Many people say a smart city is a safe city. However, no single device, application, or solution can make a city smarter or safer. The truth is: smart and safe cities achieve transformation by overcoming information, process, and technology silos to enhance current systems and deliver new capabilities and services. To receive these benefits, cities must accommodate diversity among organizations and ICT environments.
So, what does that mean? It means focusing on technologies that can serve as components of a wider information architecture, in addition to their established roles and capabilities. This is instrumental to not only creating smarter cities, but also safer cities.
To achieve safer cities, leaders must create a technology strategy based on a safe city framework that is inclusive, flexible, and transformational – both operationally and technically. What it doesn’t mean is bolting on solutions that increase technical debt because they merely offer work-arounds to today’s problems.
How can a safe city framework break down smart city ICT infrastructure silos?
A safe city framework must offer the flexibility to support solutions that advance capabilities broadly, while being practical enough to implement within a new or existing smart city ICT infrastructure. It breaks down silos by connecting different data, systems, and processes. But how does it do this?
Public safety organizations can transform their efforts from reactive to proactive when they are able to view events as part of a bigger picture instead of smaller pieces of information. A key step to achieving this is by eliminating data and process duplication.

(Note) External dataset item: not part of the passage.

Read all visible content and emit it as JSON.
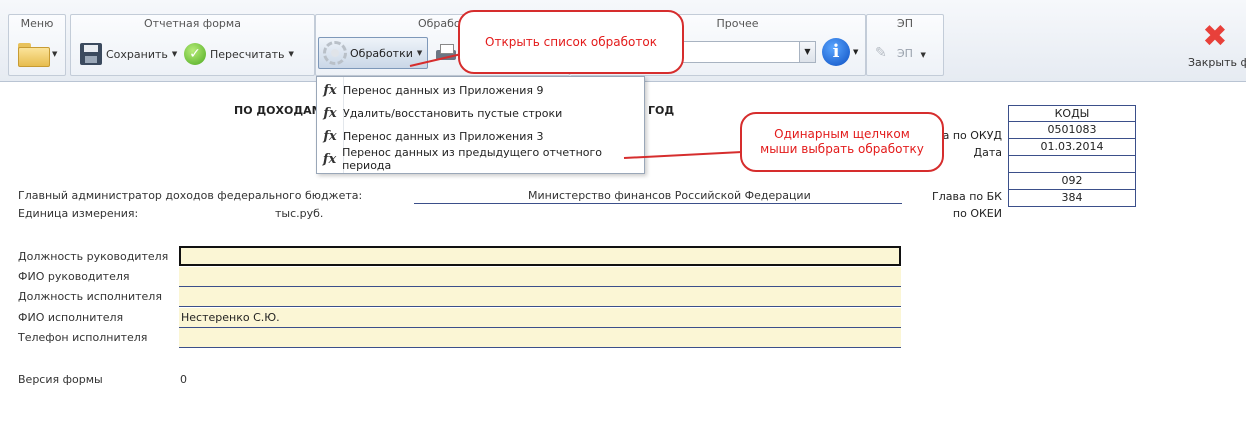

The U.S. Coast Guard Investigative Service (CGIS) deployed a solution to streamline its collection, sharing, and reporting of criminal investigation data, improving its efficiency and effectiveness of criminal case management. Previously, CGIS used redundant data entry methods to manage records, which limited the amount of data readily available and made the reporting process time-consuming and tedious. Now, agents can establish patterns and links with relational database elements, enabling easier identification of possible criminal activity. CGIS has been able to improve productivity, reduce redundant data entry, and provide key metrics to guide decision-making.
Discover how the U.S. Coast Guard aids investigations with Hexagon records management solution. Download the case study.
Supports diverse solutions
Connectivity is an important factor of a safe city framework. Connectivity between sensors, operational technologies, and other IT systems can deliver more effective services, helping to make cities safer.
The Marin County Sheriff’s Office in the San Francisco Bay Area of California operates the Marin County Public Safety Communications Center, which serves as the incident management and response hub for multiple public safety agencies in the county. The sheriff’s office leveraged a solution that seamlessly integrated with multiple third-party law enforcement and fire records management systems used by the various county and city agencies. The technology supports the center’s technical and operational needs, while also serving the additional workflows and requirements of multiple response agencies.
Learn how the Marin County Sheriff’s Office deployed Hexagon technologies to support multiple county agencies. Download the case study.
Time and money are vital resources to public safety organizations, and it’s imperative agencies use these resources efficiently. Many agencies face sporadic funding and spend time duplicating information, which can be a cumbersome task and also limits the uses the data can support.
Edmonton Fire Rescue Services implemented a solution to unify the communication between municipal public safety and health organizations in the City of Edmonton in Alberta, Canada. The solution enables the city organizations to share spatial data and a common map, which allows responders to quickly and reliably share information about emergency events, improving response times and providing clearer positioning of incidents. These agencies have also saved time and money by removing redundant data maintenance tasks.
Find out how Edmonton Fire Rescue Services unified the City of Edmonton’s emergency service organizations to improve performance and save time and money. Download the case study.
To learn more about safe city frameworks, visit our Safe Cities solution page and see how our framework helps cities and agencies improve operations, increase citywide collaboration, expand stakeholder engagement, and modernize services.